TAKAMATSU -- Miscarriages and stillbirths are called "officially unrecognized deaths" in Japan. Local governments do not know how many there are in their jurisdictions, and society's understanding of the deep sense of loss people feel when they miscarry or have stillbirths is wanting. Now, a Buddhist priest and his wife in this city whose son was stillborn are trying to help others get information and grieve.
Washin Akiyama, 47, the head priest at Jishoji temple in the Yuracho district of this city in Kagawa Prefecture, and his wife, Michiko, 44, were shocked when they were told at a hospital in the prefecture that there was an abnormality with the fetus. It was October 2020, and Michiko had entered the so-called "stable period" of her pregnancy.
Michiko had passed the 20th week of pregnancy, so labor was induced, and she gave birth to a baby boy weighing less than 500 grams. It was a stillbirth. When she held the baby in her arms, she could clearly see his eyes, nose and mouth. "I don't want to make it seem as though he never existed in this world," she thought. The couple named the boy Chishin, and had a funeral for him at their temple.

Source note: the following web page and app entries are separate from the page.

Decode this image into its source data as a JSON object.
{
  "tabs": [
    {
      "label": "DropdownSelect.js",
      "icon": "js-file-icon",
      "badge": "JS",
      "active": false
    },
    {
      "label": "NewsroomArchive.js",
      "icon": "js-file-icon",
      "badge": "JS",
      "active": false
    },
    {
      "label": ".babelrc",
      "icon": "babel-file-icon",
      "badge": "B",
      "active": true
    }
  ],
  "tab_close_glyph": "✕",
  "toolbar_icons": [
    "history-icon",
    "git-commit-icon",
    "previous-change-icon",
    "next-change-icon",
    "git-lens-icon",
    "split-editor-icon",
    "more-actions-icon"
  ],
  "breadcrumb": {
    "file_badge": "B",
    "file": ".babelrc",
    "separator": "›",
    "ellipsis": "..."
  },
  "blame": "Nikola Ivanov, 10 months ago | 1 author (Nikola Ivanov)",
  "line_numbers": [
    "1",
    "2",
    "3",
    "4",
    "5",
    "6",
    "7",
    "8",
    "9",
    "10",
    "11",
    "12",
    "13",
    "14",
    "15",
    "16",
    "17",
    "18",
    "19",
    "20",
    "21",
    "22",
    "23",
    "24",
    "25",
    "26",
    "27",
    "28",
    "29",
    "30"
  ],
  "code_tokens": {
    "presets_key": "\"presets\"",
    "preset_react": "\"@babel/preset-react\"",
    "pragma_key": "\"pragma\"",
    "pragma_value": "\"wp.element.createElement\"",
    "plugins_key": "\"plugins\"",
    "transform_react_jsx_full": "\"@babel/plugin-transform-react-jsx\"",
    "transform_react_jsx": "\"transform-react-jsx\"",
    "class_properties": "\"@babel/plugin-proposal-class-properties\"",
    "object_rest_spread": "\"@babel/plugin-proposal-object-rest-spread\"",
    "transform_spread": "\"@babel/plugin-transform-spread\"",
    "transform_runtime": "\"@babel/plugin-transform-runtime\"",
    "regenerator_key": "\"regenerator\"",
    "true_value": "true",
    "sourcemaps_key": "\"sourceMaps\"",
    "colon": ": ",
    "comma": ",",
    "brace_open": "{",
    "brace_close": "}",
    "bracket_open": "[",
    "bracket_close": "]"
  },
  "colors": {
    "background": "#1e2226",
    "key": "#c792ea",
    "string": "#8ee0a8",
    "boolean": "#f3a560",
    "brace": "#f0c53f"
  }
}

At the end of 2020, an incident poured salt into the wound. The Japanese government was distributing masks to pregnant women through local governments, and a set arrived at their home. The couple had already submitted a stillbirth certificate to the Takamatsu Municipal Government, but apparently the information had not reached the officials in charge of maternal health.
According to the Ministry of Health, Labor and Welfare, in 2020 around 17,000 women miscarried at or after the 12th week of pregnancy but before the 22nd week, or had a stillborn baby at or after the 22nd week of pregnancy. But support for those who go through these experiences is paltry at best.
A nationwide survey carried out online in 2021 by a support group called the Shusanki Grief Care Hachidori Project -- or the perinatal and neonatal grief care hummingbird project -- found that at least 20% of the approximately 900 people who responded said they "were hurt due to notices about maternal and child health-related information that was sent to them after they had already submitted their stillbirth or death certificates." Multiple people said that they received the masks distributed to pregnant women from the Japanese government.
Starting in August, the Akiyamas started using social media to link up with others who were going through the same kind of loss they were experiencing, because they felt that there was not enough information out there. "When I was wracked with grief, I didn't know whom to reach out to," Michiko said. "If at least the hospital where I gave birth had given me a pamphlet or something."
Through social media, Washin and Michiko introduced the pink and blue ribbon child loss awareness campaign and other programs and projects related to child loss. Gradually, they began to receive messages, from people asking advice to those asking about holding funerals or other services.
"There's a tendency in society to make miscarriages and stillbirths a taboo topic. As a priest, I want to think about the different kinds of struggles people are having together with them," Washin said. Meanwhile, Michiko remarked, "Mothers tend to blame themselves for what happened. I want to tell them, 'It's all right to forgive yourself.'"
The national government is rushing to establish a support system for people facing miscarriages and stillbirths. According to a 2020 health ministry investigation, information about stillbirth and death certificates were being shared between the departments that accepted the certificates and the sections responsible for maternal and children's health at only 38.5% of local governments.
According to an online health ministry survey, 92.7% of women who experienced miscarriages or stillbirths in the past five years said they had "never consulted a local government office or public health nurse." There are cases in which the women are suspected to have depression or anxiety disorders, and the health ministry sent out a notice nationwide in May 2021 that psychological and social support be promoted.
Mikiya Nakatsuka, a professor at Okayama University's Graduate School of Health Sciences, has set up a consultation practice where he cares for women who have had miscarriages or stillbirths. "Immediately afterward, many women don't have the mental energy to consult anyone. But after a little bit of time passes, the sadness builds up, and that's when they need a lot of support," he said.
(Japanese original by Sahomi Nishimoto, Takamatsu Bureau)